===== Stored data =====

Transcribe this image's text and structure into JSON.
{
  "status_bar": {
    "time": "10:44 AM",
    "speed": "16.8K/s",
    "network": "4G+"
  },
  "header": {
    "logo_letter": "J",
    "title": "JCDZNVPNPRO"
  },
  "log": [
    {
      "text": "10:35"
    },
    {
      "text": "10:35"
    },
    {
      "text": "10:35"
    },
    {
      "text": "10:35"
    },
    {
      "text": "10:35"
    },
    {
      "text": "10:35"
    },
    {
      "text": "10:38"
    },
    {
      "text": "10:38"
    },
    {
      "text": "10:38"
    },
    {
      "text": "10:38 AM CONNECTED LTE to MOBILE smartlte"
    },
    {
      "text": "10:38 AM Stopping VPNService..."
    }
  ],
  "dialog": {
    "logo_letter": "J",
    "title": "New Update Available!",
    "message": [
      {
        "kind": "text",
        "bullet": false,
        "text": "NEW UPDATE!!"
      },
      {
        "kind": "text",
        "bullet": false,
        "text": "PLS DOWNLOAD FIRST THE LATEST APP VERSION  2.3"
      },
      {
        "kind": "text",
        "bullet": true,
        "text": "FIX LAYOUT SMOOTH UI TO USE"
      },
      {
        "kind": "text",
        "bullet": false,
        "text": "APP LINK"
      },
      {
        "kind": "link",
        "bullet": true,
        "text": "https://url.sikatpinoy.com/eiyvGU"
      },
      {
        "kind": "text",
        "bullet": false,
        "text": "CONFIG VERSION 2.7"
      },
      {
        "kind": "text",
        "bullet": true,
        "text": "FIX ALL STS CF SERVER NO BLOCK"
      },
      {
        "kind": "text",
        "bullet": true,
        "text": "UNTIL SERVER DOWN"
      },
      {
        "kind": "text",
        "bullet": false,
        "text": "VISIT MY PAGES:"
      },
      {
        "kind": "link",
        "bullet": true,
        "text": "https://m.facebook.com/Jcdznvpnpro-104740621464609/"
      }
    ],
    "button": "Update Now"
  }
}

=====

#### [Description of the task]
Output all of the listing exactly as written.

#### [Answer space]
Transcribe this image's text and structure into JSON.
{
  "status_bar": {
    "time": "10:44 AM",
    "speed": "16.8K/s",
    "network": "4G+"
  },
  "header": {
    "logo_letter": "J",
    "title": "JCDZNVPNPRO"
  },
  "log": [
    {
      "text": "10:35"
    },
    {
      "text": "10:35"
    },
    {
      "text": "10:35"
    },
    {
      "text": "10:35"
    },
    {
      "text": "10:35"
    },
    {
      "text": "10:35"
    },
    {
      "text": "10:38"
    },
    {
      "text": "10:38"
    },
    {
      "text": "10:38"
    },
    {
      "text": "10:38 AM CONNECTED LTE to MOBILE smartlte"
    },
    {
      "text": "10:38 AM Stopping VPNService..."
    }
  ],
  "dialog": {
    "logo_letter": "J",
    "title": "New Update Available!",
    "message": [
      {
        "kind": "text",
        "bullet": false,
        "text": "NEW UPDATE!!"
      },
      {
        "kind": "text",
        "bullet": false,
        "text": "PLS DOWNLOAD FIRST THE LATEST APP VERSION  2.3"
      },
      {
        "kind": "text",
        "bullet": true,
        "text": "FIX LAYOUT SMOOTH UI TO USE"
      },
      {
        "kind": "text",
        "bullet": false,
        "text": "APP LINK"
      },
      {
        "kind": "link",
        "bullet": true,
        "text": "https://url.sikatpinoy.com/eiyvGU"
      },
      {
        "kind": "text",
        "bullet": false,
        "text": "CONFIG VERSION 2.7"
      },
      {
        "kind": "text",
        "bullet": true,
        "text": "FIX ALL STS CF SERVER NO BLOCK"
      },
      {
        "kind": "text",
        "bullet": true,
        "text": "UNTIL SERVER DOWN"
      },
      {
        "kind": "text",
        "bullet": false,
        "text": "VISIT MY PAGES:"
      },
      {
        "kind": "link",
        "bullet": true,
        "text": "https://m.facebook.com/Jcdznvpnpro-104740621464609/"
      }
    ],
    "button": "Update Now"
  }
}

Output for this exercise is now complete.